▶ EXERCISE DIRECTIONS:
The following entries should be restated word for word, pictures excluded.

▶ DATA SECTION:
..............................

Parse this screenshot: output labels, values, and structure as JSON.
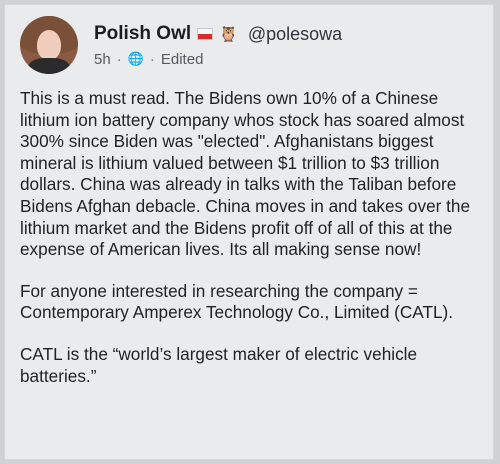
{
  "post": {
    "author": {
      "name": "Polish Owl",
      "flag_icon": "poland-flag-icon",
      "emoji_icon": "owl-icon",
      "handle": "@polesowa"
    },
    "meta": {
      "time": "5h",
      "audience_icon": "globe-icon",
      "edited_label": "Edited"
    },
    "paragraphs": [
      "This is a must read. The Bidens own 10% of a Chinese lithium ion battery company whos stock has soared almost 300% since Biden was \"elected\". Afghanistans biggest mineral is lithium valued between $1 trillion to $3 trillion dollars. China was already in talks with the Taliban before Bidens Afghan debacle. China moves in and takes over the lithium market and the Bidens profit off of all of this at the expense of American lives. Its all making sense now!",
      "For anyone interested in researching the company = Contemporary Amperex Technology Co., Limited (CATL).",
      "CATL is the “world’s largest maker of electric vehicle batteries.”"
    ]
  }
}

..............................

▶ OUTPUT FOR THIS EXERCISE:
Parse this screenshot: output labels, values, and structure as JSON.
{
  "post": {
    "author": {
      "name": "Polish Owl",
      "flag_icon": "poland-flag-icon",
      "emoji_icon": "owl-icon",
      "handle": "@polesowa"
    },
    "meta": {
      "time": "5h",
      "audience_icon": "globe-icon",
      "edited_label": "Edited"
    },
    "paragraphs": [
      "This is a must read. The Bidens own 10% of a Chinese lithium ion battery company whos stock has soared almost 300% since Biden was \"elected\". Afghanistans biggest mineral is lithium valued between $1 trillion to $3 trillion dollars. China was already in talks with the Taliban before Bidens Afghan debacle. China moves in and takes over the lithium market and the Bidens profit off of all of this at the expense of American lives. Its all making sense now!",
      "For anyone interested in researching the company = Contemporary Amperex Technology Co., Limited (CATL).",
      "CATL is the “world’s largest maker of electric vehicle batteries.”"
    ]
  }
}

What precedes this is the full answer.